It isn’t that retailers don’t recognize the value of data. They do. Historically, they have leveraged data to build an intimate and enviably understanding of their customers. Many industries have emulated retail’s approach to building insights into their own customer. Now retailers need to take a step forward and redefine their data management strategy. Digging only into customer profiles and buying behavior won’t cut it any longer. A new study, a sequel to The Data Directive called The Data Storm, by Wipro and conducted by The Economist Intelligence Unit (EIU), shows that retailers who have redefined their data management strategy are making considerable headway. As much as 65% of companies reporting an average increase in EBITDA of 10% or above over the last three years said they have a well-defined data policy, compared to just 17% for those with lower growth.
What are the areas where retailers must consider leveraging data for substantial gains? We believe it is in practically every aspect of business that data has a meaningful role to play:
Customer: Retailers must use data across channels to build a single view of the customer in order to enrich overall customer experience.
Store: Optimize store operations using data for demand sensing, shrink analysis, returns management, energy and labor optimization and improvements in in-store customer experience.
Financials: Mitigate risk through scenario simulation and what-if analysis using the vast amount of data now available to retailers and be positioned to accurately forecast true financial positions and profitability.
Spend: Ensure ideal cost benefit balance in trade promotions and campaign effectiveness, identifying hidden opportunities for savings.
Merchandize: Optimize markdowns, improve replenishment accuracy and forecast seasonal volumes using data and analytics.
Supply Chain: Improve inventory turns and fulfilment rates, reduce inventory costs, enhance vendor performance and improve sourcing and shipping strategies using data.
How do data and analytics translate into bottom lines? In a recent engagement with a leading broadline retailer in North America, Wipro analyzed the selling size data to determine the optimal composition of size packs for seasonal apparel. The recommendations reduced lost sales by 31%. The retailer estimated a projected gain of approximately $14 M through the initiative. The impact of using data can clearly be substantial.
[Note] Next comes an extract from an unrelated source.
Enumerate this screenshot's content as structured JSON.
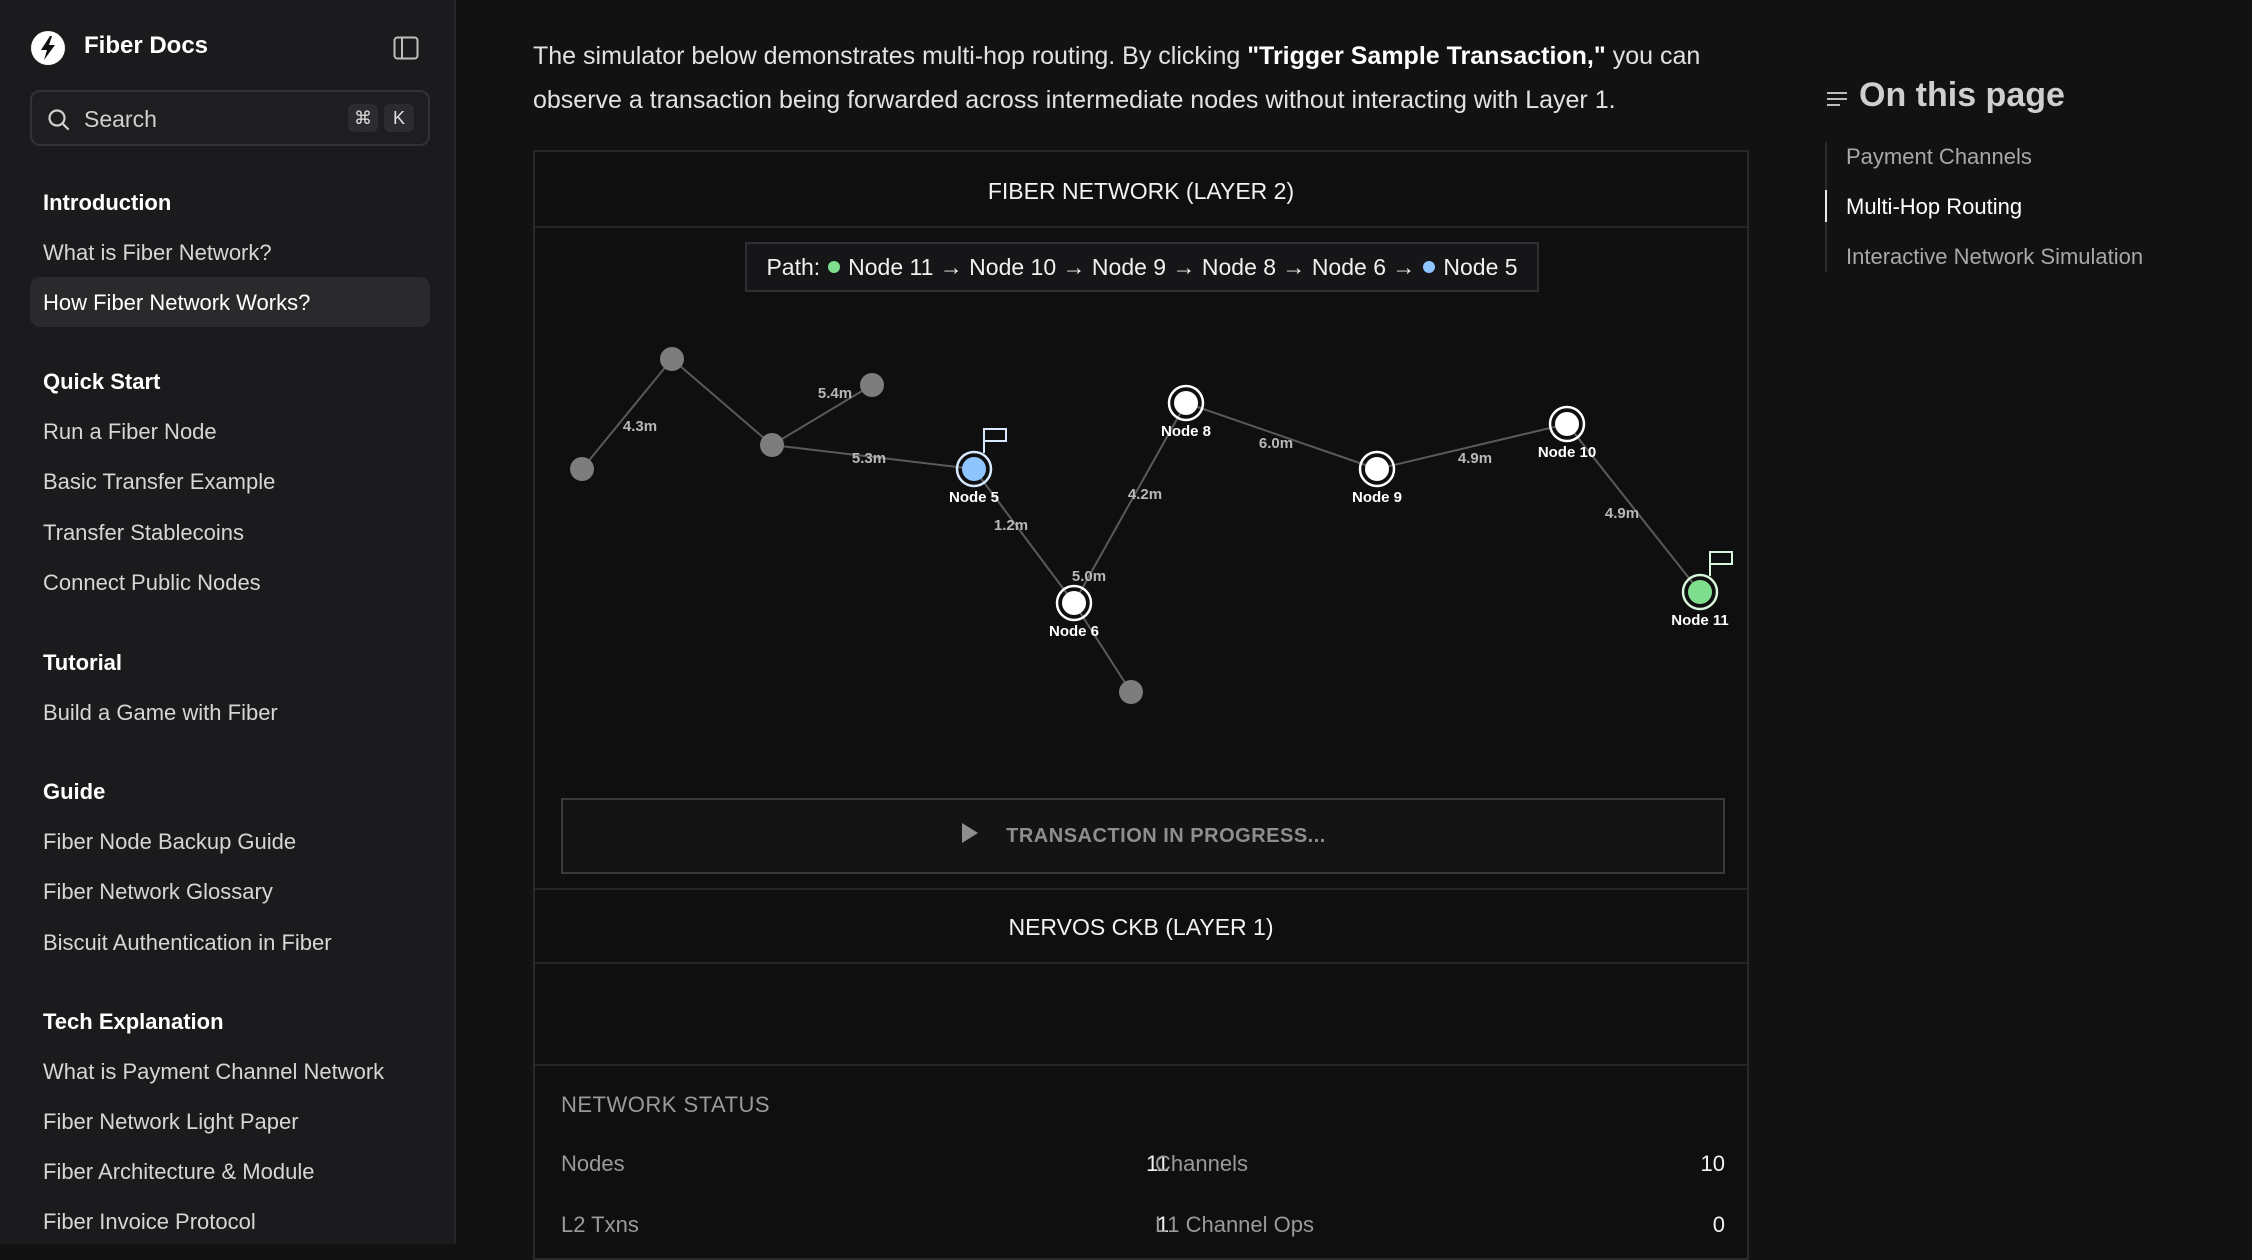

Retailers who understand this are quickly moving to redefine their data management strategy. These retailers will stay ahead of competition in a world that is increasingly becoming data dependent.